%%

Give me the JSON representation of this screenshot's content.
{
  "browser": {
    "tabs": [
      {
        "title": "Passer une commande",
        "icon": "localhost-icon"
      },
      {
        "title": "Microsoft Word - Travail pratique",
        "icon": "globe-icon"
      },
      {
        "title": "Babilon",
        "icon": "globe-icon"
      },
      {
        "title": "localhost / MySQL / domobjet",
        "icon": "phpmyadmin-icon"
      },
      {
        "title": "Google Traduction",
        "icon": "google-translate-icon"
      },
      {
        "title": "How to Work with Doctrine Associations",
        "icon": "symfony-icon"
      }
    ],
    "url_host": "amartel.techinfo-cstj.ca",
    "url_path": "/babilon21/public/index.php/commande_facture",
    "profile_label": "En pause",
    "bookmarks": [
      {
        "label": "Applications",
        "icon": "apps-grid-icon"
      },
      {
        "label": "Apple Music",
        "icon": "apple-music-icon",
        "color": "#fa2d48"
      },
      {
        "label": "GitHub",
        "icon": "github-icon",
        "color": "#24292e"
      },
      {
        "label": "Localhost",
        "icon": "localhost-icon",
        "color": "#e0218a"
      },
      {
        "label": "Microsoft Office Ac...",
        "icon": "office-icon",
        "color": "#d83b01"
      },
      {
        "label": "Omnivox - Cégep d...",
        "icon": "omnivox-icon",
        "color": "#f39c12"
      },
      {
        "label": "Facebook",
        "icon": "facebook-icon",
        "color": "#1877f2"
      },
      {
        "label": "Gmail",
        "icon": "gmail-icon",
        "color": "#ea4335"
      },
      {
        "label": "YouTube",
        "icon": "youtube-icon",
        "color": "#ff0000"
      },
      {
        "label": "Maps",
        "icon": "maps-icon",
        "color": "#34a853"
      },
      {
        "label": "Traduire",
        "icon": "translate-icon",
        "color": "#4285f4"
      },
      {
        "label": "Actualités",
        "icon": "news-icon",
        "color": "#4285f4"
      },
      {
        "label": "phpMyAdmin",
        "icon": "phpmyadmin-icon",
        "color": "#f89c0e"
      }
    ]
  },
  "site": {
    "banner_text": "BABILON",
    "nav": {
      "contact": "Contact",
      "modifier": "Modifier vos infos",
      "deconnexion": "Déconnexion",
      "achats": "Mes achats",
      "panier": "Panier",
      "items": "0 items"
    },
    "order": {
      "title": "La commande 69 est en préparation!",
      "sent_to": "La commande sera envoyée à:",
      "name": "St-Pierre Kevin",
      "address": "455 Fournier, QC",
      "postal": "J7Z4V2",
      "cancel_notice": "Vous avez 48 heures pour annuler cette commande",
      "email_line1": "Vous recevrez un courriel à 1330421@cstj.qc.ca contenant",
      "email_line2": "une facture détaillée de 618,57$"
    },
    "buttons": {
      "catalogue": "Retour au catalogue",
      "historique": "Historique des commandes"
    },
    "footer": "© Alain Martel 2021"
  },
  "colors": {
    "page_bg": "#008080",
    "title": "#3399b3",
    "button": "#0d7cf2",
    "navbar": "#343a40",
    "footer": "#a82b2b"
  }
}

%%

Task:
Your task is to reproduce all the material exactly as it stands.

Result for this task:
Give me the JSON representation of this screenshot's content.
{
  "browser": {
    "tabs": [
      {
        "title": "Passer une commande",
        "icon": "localhost-icon"
      },
      {
        "title": "Microsoft Word - Travail pratique",
        "icon": "globe-icon"
      },
      {
        "title": "Babilon",
        "icon": "globe-icon"
      },
      {
        "title": "localhost / MySQL / domobjet",
        "icon": "phpmyadmin-icon"
      },
      {
        "title": "Google Traduction",
        "icon": "google-translate-icon"
      },
      {
        "title": "How to Work with Doctrine Associations",
        "icon": "symfony-icon"
      }
    ],
    "url_host": "amartel.techinfo-cstj.ca",
    "url_path": "/babilon21/public/index.php/commande_facture",
    "profile_label": "En pause",
    "bookmarks": [
      {
        "label": "Applications",
        "icon": "apps-grid-icon"
      },
      {
        "label": "Apple Music",
        "icon": "apple-music-icon",
        "color": "#fa2d48"
      },
      {
        "label": "GitHub",
        "icon": "github-icon",
        "color": "#24292e"
      },
      {
        "label": "Localhost",
        "icon": "localhost-icon",
        "color": "#e0218a"
      },
      {
        "label": "Microsoft Office Ac...",
        "icon": "office-icon",
        "color": "#d83b01"
      },
      {
        "label": "Omnivox - Cégep d...",
        "icon": "omnivox-icon",
        "color": "#f39c12"
      },
      {
        "label": "Facebook",
        "icon": "facebook-icon",
        "color": "#1877f2"
      },
      {
        "label": "Gmail",
        "icon": "gmail-icon",
        "color": "#ea4335"
      },
      {
        "label": "YouTube",
        "icon": "youtube-icon",
        "color": "#ff0000"
      },
      {
        "label": "Maps",
        "icon": "maps-icon",
        "color": "#34a853"
      },
      {
        "label": "Traduire",
        "icon": "translate-icon",
        "color": "#4285f4"
      },
      {
        "label": "Actualités",
        "icon": "news-icon",
        "color": "#4285f4"
      },
      {
        "label": "phpMyAdmin",
        "icon": "phpmyadmin-icon",
        "color": "#f89c0e"
      }
    ]
  },
  "site": {
    "banner_text": "BABILON",
    "nav": {
      "contact": "Contact",
      "modifier": "Modifier vos infos",
      "deconnexion": "Déconnexion",
      "achats": "Mes achats",
      "panier": "Panier",
      "items": "0 items"
    },
    "order": {
      "title": "La commande 69 est en préparation!",
      "sent_to": "La commande sera envoyée à:",
      "name": "St-Pierre Kevin",
      "address": "455 Fournier, QC",
      "postal": "J7Z4V2",
      "cancel_notice": "Vous avez 48 heures pour annuler cette commande",
      "email_line1": "Vous recevrez un courriel à 1330421@cstj.qc.ca contenant",
      "email_line2": "une facture détaillée de 618,57$"
    },
    "buttons": {
      "catalogue": "Retour au catalogue",
      "historique": "Historique des commandes"
    },
    "footer": "© Alain Martel 2021"
  },
  "colors": {
    "page_bg": "#008080",
    "title": "#3399b3",
    "button": "#0d7cf2",
    "navbar": "#343a40",
    "footer": "#a82b2b"
  }
}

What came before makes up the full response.